Jasmine Harrison is taking part in the Talisker Atlantic Challenge, a gruelling challenge which will see her row across the world’s second-largest ocean on her own.
The swimming teacher hopes to complete the race in around 70 days, and expects to drink about 10 litres of water each day while burning off more than 5,000 calories.
Jasmine Harrison is taking part in the Talisker Atlantic Challenge, a gruelling challenge which will see her row across the world’s second-largest ocean on her own
She is one of eight people who are attempting the race solo, while a dozen teams will be competing in either a pair, trio or in four.
American Katie Spotz is the youngest woman to solo row across the Atlantic, when she crossed it in 2010 aged 22 years and 260 days.
Jasmine, who only started rowing in January this year after she signed up for the race in May last year, hopes to inspire other young women to achieve their dreams.
Jasmine, from Thirsk, North Yorks., said: ‘It’s a bit insane, it’s just started sinking in.
‘I’ve never rowed in my life – I’ve done everything else, swimming, pentathlon, most standard sports. Just never rowing.
The swimming teacher hopes to complete the race in around 70 days, and expects to drink about 10 litres of water each day while burning off more than 5,000 calories
‘I’m going to be the youngest female to do this – it’s an honour to inspire younger people that they don’t need an older person or anyone else to do anything.
‘You can achieve your dreams, as big or small. I don’t have a team, and I don’t think I will ever be able to achieve this until 30.
‘If you want it go get it.’
She signed up for the race last May when she was in Antigua on holiday and watched in awe as the rowers reached the finish line.
She had no experience but realised that being in the ocean was her ‘one true calling’.
She set off from La Gomera in the Canary Islands at 10.30am on Saturday and will be rowing in the open sea for months until she reaches the finishing line at Nelsons Dockyard in Antigua
In January she began training and got into an ocean rowing boat for the very first time in Hartlepool.
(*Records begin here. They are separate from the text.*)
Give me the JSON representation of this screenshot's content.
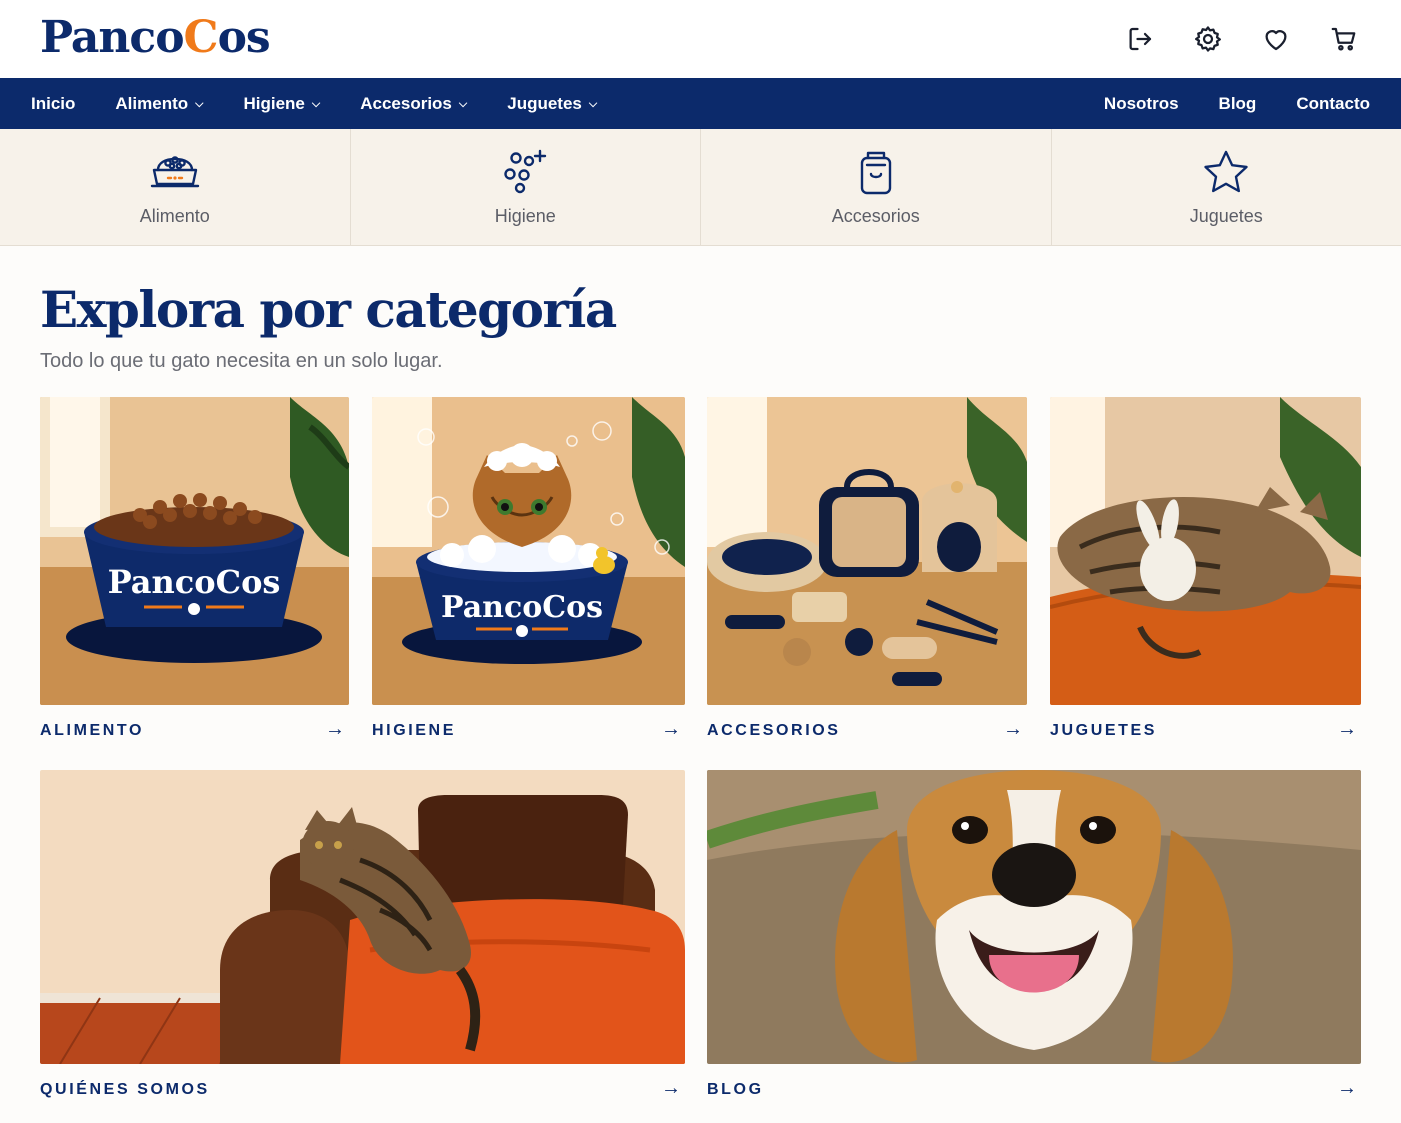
{
  "brand": {
    "name_pre": "Panco",
    "name_cat": "C",
    "name_post": "os"
  },
  "header": {
    "icons": [
      "logout-icon",
      "gear-icon",
      "heart-icon",
      "cart-icon"
    ]
  },
  "nav": {
    "left": [
      {
        "label": "Inicio",
        "dropdown": false
      },
      {
        "label": "Alimento",
        "dropdown": true
      },
      {
        "label": "Higiene",
        "dropdown": true
      },
      {
        "label": "Accesorios",
        "dropdown": true
      },
      {
        "label": "Juguetes",
        "dropdown": true
      }
    ],
    "right": [
      {
        "label": "Nosotros"
      },
      {
        "label": "Blog"
      },
      {
        "label": "Contacto"
      }
    ],
    "chevron": "⌄"
  },
  "strip": [
    {
      "label": "Alimento",
      "icon": "food-bowl-icon"
    },
    {
      "label": "Higiene",
      "icon": "bubbles-icon"
    },
    {
      "label": "Accesorios",
      "icon": "bag-icon"
    },
    {
      "label": "Juguetes",
      "icon": "star-icon"
    }
  ],
  "main": {
    "title": "Explora por categoría",
    "subtitle": "Todo lo que tu gato necesita en un solo lugar."
  },
  "cards": [
    {
      "caption": "ALIMENTO",
      "image": "food-bowl-photo",
      "bowl_text": "PancoCos"
    },
    {
      "caption": "HIGIENE",
      "image": "cat-bath-photo",
      "bowl_text": "PancoCos"
    },
    {
      "caption": "ACCESORIOS",
      "image": "accessories-photo"
    },
    {
      "caption": "JUGUETES",
      "image": "sleeping-cat-photo"
    },
    {
      "caption": "QUIÉNES SOMOS",
      "image": "cat-on-sofa-photo"
    },
    {
      "caption": "BLOG",
      "image": "beagle-photo"
    }
  ],
  "arrow": "→",
  "colors": {
    "brand_navy": "#0c2a6b",
    "brand_orange": "#f07a1a",
    "strip_bg": "#f7f2ea"
  }
}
She said: ‘It’s not just about the rowing itself, it’s more about the challenge itself of being out at sea on your own and dealing with loneliness, routine, physicality.
‘It’s about endurance but this is on water in the ocean – it’s something I kept thinking about.
‘I didn’t want to run a marathon, I wanted to row.
‘The idea came when I saw the finish line in 2017, I was there sailing, and I decided I needed to do it – it felt like my one true calling.’
The race is usually finished in around 90 days and Jasmine has enough dehydrated food, cereal and chocolate to last her for the three gruelling months.
She is one of eight people who are attempting the race solo, while a dozen teams will be competing in either a pair, trio or in four
But she hopes to finish it in 70 days despite training ‘casually’ in the past year.
She is an avid athlete who has ran triathlons in the past but said it was an entirely new challenge to speed through the ocean on her 21-foot rowing boat named Argo.
Depending on the wind, the vessel can reach speeds of up to 15 notts but she expects to row at around 3 notts.
Jasmine said: ‘Almost a year ago today rowed for the first time.
‘I always wanted to learn.
‘I’ve been preparing since January.
‘The training isn’t too intense. I want to enjoy this process including the training.
‘I was doing one session a day. And with lockdown I was going for extra things on my own.
‘I wanted to relax and enjoy it.’